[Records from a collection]
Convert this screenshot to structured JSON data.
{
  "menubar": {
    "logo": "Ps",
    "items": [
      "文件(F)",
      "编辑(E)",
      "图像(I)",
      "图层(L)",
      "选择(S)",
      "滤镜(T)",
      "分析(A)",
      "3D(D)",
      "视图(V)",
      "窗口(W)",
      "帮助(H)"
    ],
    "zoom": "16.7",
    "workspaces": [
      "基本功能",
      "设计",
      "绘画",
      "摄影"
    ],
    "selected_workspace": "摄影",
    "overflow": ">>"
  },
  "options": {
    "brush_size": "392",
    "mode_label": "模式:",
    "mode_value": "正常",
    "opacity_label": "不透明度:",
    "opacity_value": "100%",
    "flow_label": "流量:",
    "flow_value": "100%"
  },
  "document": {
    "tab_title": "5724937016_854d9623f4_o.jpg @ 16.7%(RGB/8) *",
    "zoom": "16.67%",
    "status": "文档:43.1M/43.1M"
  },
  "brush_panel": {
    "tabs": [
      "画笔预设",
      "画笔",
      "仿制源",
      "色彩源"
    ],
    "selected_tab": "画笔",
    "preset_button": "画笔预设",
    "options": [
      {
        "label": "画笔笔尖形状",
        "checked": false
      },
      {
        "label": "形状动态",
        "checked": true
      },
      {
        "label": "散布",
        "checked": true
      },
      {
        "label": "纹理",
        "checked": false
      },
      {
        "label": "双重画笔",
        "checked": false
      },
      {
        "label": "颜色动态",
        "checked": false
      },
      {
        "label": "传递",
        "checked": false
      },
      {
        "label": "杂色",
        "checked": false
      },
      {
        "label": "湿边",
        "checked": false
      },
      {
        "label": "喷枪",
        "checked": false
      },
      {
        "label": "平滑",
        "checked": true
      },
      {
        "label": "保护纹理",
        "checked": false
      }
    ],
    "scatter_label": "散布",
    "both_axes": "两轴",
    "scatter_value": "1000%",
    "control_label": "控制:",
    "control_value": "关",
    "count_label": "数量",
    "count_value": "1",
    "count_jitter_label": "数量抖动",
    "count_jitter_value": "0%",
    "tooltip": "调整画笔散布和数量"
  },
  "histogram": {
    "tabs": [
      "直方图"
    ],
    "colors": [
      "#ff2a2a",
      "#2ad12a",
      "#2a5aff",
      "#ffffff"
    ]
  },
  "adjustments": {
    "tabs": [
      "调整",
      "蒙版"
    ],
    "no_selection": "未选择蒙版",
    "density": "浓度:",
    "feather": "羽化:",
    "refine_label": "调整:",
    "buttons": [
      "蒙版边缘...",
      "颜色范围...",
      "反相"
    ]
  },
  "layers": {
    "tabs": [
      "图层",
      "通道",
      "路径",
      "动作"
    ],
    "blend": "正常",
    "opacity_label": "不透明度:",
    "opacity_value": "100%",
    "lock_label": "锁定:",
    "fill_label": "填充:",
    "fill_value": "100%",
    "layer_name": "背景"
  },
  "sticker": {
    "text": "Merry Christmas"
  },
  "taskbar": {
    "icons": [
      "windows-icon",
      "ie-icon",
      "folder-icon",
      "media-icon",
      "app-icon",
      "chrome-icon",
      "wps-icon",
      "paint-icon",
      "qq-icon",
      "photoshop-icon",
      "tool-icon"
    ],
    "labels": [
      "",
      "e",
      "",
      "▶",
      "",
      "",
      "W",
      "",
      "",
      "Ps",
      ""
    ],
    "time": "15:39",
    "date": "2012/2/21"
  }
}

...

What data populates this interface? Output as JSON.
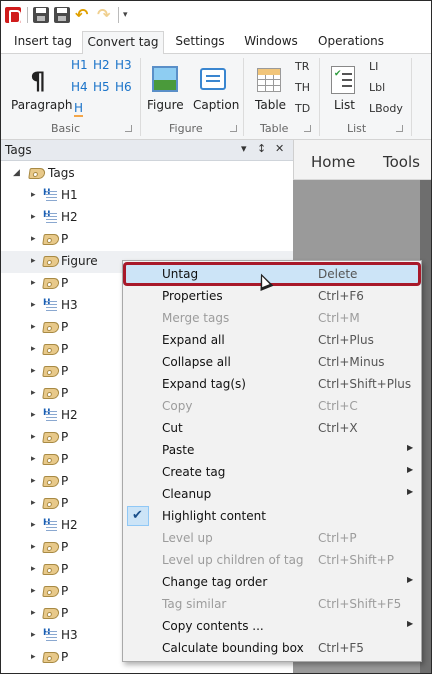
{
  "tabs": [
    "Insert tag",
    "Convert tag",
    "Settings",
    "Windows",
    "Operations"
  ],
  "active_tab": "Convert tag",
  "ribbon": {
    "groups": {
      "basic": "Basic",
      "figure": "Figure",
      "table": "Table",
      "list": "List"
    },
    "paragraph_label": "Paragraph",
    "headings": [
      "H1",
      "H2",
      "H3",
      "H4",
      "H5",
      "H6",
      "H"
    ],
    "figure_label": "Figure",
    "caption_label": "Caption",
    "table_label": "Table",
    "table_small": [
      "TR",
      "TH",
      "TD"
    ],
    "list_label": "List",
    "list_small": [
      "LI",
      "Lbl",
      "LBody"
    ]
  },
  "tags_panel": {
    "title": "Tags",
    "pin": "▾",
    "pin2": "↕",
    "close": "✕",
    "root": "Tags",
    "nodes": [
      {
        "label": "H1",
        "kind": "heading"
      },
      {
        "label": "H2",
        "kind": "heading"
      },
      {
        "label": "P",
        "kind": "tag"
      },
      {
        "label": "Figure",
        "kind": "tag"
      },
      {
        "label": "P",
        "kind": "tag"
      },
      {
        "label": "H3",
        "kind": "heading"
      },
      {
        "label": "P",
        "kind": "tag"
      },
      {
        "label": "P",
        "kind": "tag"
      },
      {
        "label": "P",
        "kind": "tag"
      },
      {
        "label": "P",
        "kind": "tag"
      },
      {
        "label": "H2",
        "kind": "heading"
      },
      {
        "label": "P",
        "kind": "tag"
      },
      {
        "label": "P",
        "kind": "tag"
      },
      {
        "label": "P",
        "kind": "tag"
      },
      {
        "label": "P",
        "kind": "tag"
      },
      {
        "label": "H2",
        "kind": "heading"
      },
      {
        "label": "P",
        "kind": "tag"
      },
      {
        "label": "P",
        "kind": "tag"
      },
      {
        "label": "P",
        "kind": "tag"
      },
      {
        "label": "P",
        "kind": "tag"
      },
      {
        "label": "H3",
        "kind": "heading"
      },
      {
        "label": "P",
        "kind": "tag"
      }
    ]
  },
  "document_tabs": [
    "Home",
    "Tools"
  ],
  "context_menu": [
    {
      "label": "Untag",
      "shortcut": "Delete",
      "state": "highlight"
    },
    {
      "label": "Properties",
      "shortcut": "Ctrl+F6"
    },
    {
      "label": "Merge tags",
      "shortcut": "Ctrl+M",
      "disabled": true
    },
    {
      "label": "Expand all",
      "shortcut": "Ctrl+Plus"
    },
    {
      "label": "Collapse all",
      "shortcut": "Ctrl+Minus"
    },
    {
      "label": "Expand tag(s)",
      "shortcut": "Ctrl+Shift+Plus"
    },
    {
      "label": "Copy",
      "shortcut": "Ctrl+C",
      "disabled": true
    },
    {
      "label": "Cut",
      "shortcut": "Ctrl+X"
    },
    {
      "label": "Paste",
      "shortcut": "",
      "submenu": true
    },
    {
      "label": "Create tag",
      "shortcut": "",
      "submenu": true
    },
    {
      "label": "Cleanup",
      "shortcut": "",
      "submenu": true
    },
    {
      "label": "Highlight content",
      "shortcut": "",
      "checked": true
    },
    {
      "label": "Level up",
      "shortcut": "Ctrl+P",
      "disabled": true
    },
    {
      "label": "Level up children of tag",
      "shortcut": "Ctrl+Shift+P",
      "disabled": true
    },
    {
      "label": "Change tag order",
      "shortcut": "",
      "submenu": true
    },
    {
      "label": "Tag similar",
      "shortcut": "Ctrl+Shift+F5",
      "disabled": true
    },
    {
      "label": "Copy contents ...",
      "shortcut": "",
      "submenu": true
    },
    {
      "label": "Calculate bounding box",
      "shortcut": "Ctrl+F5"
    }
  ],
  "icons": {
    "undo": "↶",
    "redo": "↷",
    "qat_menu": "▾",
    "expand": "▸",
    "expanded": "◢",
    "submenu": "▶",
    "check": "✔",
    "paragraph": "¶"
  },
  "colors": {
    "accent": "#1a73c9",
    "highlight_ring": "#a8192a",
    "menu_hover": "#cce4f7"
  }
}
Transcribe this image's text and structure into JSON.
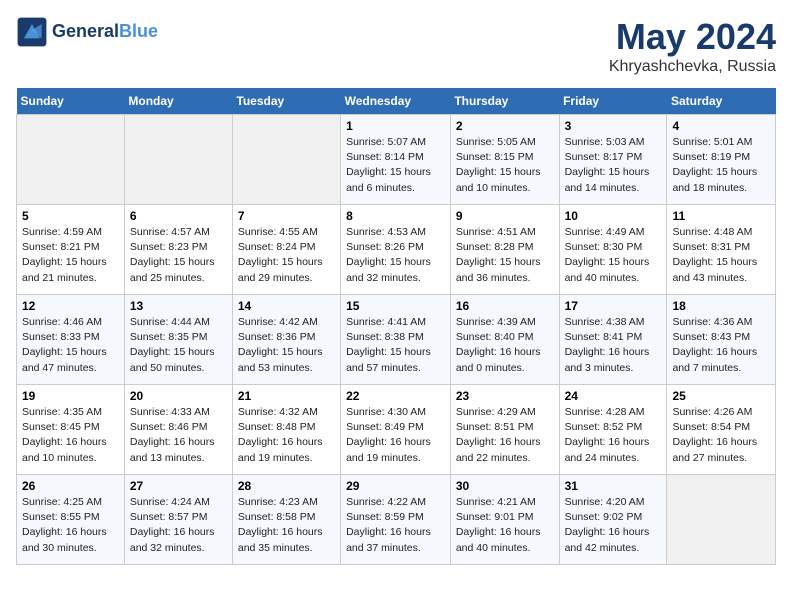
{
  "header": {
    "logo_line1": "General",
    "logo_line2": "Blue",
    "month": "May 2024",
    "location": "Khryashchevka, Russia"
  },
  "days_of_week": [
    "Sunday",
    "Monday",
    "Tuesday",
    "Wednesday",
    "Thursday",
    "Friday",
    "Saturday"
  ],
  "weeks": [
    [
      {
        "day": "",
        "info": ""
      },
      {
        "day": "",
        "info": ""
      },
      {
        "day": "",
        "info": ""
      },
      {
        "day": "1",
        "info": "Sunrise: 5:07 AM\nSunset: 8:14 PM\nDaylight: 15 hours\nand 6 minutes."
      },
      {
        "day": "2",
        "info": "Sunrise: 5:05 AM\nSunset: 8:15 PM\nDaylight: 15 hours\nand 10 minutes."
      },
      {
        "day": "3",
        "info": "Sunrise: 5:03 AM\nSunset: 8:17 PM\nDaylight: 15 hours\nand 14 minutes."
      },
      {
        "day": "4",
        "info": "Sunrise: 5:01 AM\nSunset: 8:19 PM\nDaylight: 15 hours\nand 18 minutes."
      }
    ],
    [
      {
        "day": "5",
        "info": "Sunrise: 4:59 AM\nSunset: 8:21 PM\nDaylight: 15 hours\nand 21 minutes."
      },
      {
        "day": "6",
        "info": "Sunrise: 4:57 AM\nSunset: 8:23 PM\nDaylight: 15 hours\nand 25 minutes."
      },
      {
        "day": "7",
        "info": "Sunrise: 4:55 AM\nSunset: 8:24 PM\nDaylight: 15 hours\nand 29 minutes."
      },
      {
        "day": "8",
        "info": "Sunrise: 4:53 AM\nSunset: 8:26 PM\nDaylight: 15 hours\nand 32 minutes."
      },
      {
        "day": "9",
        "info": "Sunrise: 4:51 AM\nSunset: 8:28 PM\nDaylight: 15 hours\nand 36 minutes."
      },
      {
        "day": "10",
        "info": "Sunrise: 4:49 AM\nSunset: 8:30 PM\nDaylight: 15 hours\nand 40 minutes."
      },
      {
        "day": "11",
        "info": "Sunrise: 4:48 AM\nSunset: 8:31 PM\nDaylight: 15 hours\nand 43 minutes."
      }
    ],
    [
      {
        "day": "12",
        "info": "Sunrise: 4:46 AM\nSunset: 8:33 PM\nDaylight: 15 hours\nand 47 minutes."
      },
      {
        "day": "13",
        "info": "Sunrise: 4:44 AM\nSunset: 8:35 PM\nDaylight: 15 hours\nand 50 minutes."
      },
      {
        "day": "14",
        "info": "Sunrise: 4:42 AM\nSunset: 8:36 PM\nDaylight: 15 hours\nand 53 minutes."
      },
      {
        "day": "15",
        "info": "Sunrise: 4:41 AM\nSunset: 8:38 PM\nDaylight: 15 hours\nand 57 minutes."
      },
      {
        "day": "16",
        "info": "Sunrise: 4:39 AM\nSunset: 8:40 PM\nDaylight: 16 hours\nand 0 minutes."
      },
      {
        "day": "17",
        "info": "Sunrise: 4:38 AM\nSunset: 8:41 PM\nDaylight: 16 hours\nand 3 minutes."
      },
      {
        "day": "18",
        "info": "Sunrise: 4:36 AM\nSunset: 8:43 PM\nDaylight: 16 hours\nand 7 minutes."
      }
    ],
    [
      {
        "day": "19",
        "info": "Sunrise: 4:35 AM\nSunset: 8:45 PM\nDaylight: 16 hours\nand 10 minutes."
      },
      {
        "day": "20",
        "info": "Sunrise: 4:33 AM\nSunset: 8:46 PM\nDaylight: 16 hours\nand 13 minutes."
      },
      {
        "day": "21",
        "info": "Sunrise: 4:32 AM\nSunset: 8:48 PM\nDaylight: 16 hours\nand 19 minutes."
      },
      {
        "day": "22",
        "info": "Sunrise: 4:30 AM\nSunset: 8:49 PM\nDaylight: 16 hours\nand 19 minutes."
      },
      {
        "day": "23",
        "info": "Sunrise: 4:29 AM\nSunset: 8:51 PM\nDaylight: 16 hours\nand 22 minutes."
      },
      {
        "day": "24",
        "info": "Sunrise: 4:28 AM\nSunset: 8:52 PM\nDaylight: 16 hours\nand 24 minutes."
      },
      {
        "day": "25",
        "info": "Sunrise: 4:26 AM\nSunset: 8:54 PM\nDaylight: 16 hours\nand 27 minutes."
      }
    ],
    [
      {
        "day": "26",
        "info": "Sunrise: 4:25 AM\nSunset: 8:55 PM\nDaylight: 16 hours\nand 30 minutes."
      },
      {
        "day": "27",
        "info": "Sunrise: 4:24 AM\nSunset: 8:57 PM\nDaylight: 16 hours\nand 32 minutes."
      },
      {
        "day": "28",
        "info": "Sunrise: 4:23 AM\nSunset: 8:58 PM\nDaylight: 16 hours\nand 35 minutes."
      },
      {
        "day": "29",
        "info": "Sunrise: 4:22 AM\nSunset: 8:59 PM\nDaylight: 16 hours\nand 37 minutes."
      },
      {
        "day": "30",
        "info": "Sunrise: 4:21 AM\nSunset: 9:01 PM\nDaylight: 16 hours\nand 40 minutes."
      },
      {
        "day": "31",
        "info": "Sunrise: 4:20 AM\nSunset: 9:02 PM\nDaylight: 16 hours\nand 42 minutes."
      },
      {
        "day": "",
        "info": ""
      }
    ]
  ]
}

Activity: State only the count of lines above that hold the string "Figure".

Problem solution: 3